* **Activity**: Write out all the data below exactly.

Stored records
↓↓↓
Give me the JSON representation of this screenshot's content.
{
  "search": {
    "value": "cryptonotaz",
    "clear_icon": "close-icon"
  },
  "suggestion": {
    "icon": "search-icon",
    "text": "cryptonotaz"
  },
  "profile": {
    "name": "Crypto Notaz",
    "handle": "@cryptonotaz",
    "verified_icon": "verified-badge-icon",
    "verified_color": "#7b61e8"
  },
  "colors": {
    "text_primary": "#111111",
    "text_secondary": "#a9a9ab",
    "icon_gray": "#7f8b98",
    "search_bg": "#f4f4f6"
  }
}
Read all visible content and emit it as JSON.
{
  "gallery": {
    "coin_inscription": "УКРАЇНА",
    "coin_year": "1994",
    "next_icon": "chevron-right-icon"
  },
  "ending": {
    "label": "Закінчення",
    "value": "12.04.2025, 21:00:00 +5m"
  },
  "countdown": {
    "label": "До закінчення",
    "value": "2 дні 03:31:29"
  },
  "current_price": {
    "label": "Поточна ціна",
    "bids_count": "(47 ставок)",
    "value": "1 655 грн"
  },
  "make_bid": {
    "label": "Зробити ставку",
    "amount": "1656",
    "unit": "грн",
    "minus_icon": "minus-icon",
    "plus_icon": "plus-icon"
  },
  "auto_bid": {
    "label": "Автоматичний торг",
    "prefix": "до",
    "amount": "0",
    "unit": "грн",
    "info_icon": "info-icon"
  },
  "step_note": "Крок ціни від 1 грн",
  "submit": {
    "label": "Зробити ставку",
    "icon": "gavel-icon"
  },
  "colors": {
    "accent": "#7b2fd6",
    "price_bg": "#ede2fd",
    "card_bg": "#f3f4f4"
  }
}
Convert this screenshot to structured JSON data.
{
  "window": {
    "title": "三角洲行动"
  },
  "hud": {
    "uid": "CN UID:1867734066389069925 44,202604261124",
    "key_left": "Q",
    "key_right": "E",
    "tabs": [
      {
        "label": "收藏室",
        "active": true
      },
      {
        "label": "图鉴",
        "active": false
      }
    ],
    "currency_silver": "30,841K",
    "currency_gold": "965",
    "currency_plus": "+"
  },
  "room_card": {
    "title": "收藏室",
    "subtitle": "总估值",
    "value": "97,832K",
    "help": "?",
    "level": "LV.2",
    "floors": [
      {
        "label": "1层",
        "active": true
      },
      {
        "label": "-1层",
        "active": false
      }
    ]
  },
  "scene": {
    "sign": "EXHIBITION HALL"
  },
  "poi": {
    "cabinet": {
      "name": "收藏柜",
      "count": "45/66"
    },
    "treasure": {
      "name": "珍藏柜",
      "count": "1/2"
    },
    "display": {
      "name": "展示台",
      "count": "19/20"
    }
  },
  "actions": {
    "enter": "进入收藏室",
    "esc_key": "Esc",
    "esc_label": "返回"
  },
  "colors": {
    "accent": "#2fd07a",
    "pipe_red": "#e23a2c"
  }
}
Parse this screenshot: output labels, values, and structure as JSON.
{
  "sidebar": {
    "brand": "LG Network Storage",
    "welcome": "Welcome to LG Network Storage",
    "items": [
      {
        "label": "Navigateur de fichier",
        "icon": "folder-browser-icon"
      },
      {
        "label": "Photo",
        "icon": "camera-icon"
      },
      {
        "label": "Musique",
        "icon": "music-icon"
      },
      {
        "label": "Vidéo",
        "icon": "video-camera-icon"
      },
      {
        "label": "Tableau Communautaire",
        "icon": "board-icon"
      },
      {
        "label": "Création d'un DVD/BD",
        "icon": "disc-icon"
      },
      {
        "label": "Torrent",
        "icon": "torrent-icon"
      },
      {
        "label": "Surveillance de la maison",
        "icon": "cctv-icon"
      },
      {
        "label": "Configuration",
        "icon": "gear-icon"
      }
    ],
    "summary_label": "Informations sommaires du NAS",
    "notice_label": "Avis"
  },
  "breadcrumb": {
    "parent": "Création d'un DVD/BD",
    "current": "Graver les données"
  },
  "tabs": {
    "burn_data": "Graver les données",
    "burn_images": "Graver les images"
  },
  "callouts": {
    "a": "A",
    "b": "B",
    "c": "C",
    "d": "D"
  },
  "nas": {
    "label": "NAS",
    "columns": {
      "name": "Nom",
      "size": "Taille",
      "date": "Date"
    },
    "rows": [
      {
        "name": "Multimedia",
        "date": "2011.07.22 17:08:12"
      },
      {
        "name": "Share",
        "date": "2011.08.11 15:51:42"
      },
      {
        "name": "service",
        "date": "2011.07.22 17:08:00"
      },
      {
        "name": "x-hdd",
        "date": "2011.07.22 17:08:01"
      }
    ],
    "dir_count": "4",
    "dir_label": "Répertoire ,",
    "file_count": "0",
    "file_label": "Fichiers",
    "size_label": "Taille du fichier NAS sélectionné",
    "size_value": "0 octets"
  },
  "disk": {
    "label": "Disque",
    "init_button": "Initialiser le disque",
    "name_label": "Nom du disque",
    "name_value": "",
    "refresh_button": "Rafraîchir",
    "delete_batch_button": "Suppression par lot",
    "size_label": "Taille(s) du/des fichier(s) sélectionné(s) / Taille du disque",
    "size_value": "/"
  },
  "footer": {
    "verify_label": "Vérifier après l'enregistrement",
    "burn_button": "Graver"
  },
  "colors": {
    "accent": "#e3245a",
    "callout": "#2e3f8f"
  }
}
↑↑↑
* **Task answer**:
Give me the JSON representation of this screenshot's content.
{
  "search": {
    "value": "cryptonotaz",
    "clear_icon": "close-icon"
  },
  "suggestion": {
    "icon": "search-icon",
    "text": "cryptonotaz"
  },
  "profile": {
    "name": "Crypto Notaz",
    "handle": "@cryptonotaz",
    "verified_icon": "verified-badge-icon",
    "verified_color": "#7b61e8"
  },
  "colors": {
    "text_primary": "#111111",
    "text_secondary": "#a9a9ab",
    "icon_gray": "#7f8b98",
    "search_bg": "#f4f4f6"
  }
}
Read all visible content and emit it as JSON.
{
  "gallery": {
    "coin_inscription": "УКРАЇНА",
    "coin_year": "1994",
    "next_icon": "chevron-right-icon"
  },
  "ending": {
    "label": "Закінчення",
    "value": "12.04.2025, 21:00:00 +5m"
  },
  "countdown": {
    "label": "До закінчення",
    "value": "2 дні 03:31:29"
  },
  "current_price": {
    "label": "Поточна ціна",
    "bids_count": "(47 ставок)",
    "value": "1 655 грн"
  },
  "make_bid": {
    "label": "Зробити ставку",
    "amount": "1656",
    "unit": "грн",
    "minus_icon": "minus-icon",
    "plus_icon": "plus-icon"
  },
  "auto_bid": {
    "label": "Автоматичний торг",
    "prefix": "до",
    "amount": "0",
    "unit": "грн",
    "info_icon": "info-icon"
  },
  "step_note": "Крок ціни від 1 грн",
  "submit": {
    "label": "Зробити ставку",
    "icon": "gavel-icon"
  },
  "colors": {
    "accent": "#7b2fd6",
    "price_bg": "#ede2fd",
    "card_bg": "#f3f4f4"
  }
}
Convert this screenshot to structured JSON data.
{
  "window": {
    "title": "三角洲行动"
  },
  "hud": {
    "uid": "CN UID:1867734066389069925 44,202604261124",
    "key_left": "Q",
    "key_right": "E",
    "tabs": [
      {
        "label": "收藏室",
        "active": true
      },
      {
        "label": "图鉴",
        "active": false
      }
    ],
    "currency_silver": "30,841K",
    "currency_gold": "965",
    "currency_plus": "+"
  },
  "room_card": {
    "title": "收藏室",
    "subtitle": "总估值",
    "value": "97,832K",
    "help": "?",
    "level": "LV.2",
    "floors": [
      {
        "label": "1层",
        "active": true
      },
      {
        "label": "-1层",
        "active": false
      }
    ]
  },
  "scene": {
    "sign": "EXHIBITION HALL"
  },
  "poi": {
    "cabinet": {
      "name": "收藏柜",
      "count": "45/66"
    },
    "treasure": {
      "name": "珍藏柜",
      "count": "1/2"
    },
    "display": {
      "name": "展示台",
      "count": "19/20"
    }
  },
  "actions": {
    "enter": "进入收藏室",
    "esc_key": "Esc",
    "esc_label": "返回"
  },
  "colors": {
    "accent": "#2fd07a",
    "pipe_red": "#e23a2c"
  }
}
Parse this screenshot: output labels, values, and structure as JSON.
{
  "sidebar": {
    "brand": "LG Network Storage",
    "welcome": "Welcome to LG Network Storage",
    "items": [
      {
        "label": "Navigateur de fichier",
        "icon": "folder-browser-icon"
      },
      {
        "label": "Photo",
        "icon": "camera-icon"
      },
      {
        "label": "Musique",
        "icon": "music-icon"
      },
      {
        "label": "Vidéo",
        "icon": "video-camera-icon"
      },
      {
        "label": "Tableau Communautaire",
        "icon": "board-icon"
      },
      {
        "label": "Création d'un DVD/BD",
        "icon": "disc-icon"
      },
      {
        "label": "Torrent",
        "icon": "torrent-icon"
      },
      {
        "label": "Surveillance de la maison",
        "icon": "cctv-icon"
      },
      {
        "label": "Configuration",
        "icon": "gear-icon"
      }
    ],
    "summary_label": "Informations sommaires du NAS",
    "notice_label": "Avis"
  },
  "breadcrumb": {
    "parent": "Création d'un DVD/BD",
    "current": "Graver les données"
  },
  "tabs": {
    "burn_data": "Graver les données",
    "burn_images": "Graver les images"
  },
  "callouts": {
    "a": "A",
    "b": "B",
    "c": "C",
    "d": "D"
  },
  "nas": {
    "label": "NAS",
    "columns": {
      "name": "Nom",
      "size": "Taille",
      "date": "Date"
    },
    "rows": [
      {
        "name": "Multimedia",
        "date": "2011.07.22 17:08:12"
      },
      {
        "name": "Share",
        "date": "2011.08.11 15:51:42"
      },
      {
        "name": "service",
        "date": "2011.07.22 17:08:00"
      },
      {
        "name": "x-hdd",
        "date": "2011.07.22 17:08:01"
      }
    ],
    "dir_count": "4",
    "dir_label": "Répertoire ,",
    "file_count": "0",
    "file_label": "Fichiers",
    "size_label": "Taille du fichier NAS sélectionné",
    "size_value": "0 octets"
  },
  "disk": {
    "label": "Disque",
    "init_button": "Initialiser le disque",
    "name_label": "Nom du disque",
    "name_value": "",
    "refresh_button": "Rafraîchir",
    "delete_batch_button": "Suppression par lot",
    "size_label": "Taille(s) du/des fichier(s) sélectionné(s) / Taille du disque",
    "size_value": "/"
  },
  "footer": {
    "verify_label": "Vérifier après l'enregistrement",
    "burn_button": "Graver"
  },
  "colors": {
    "accent": "#e3245a",
    "callout": "#2e3f8f"
  }
}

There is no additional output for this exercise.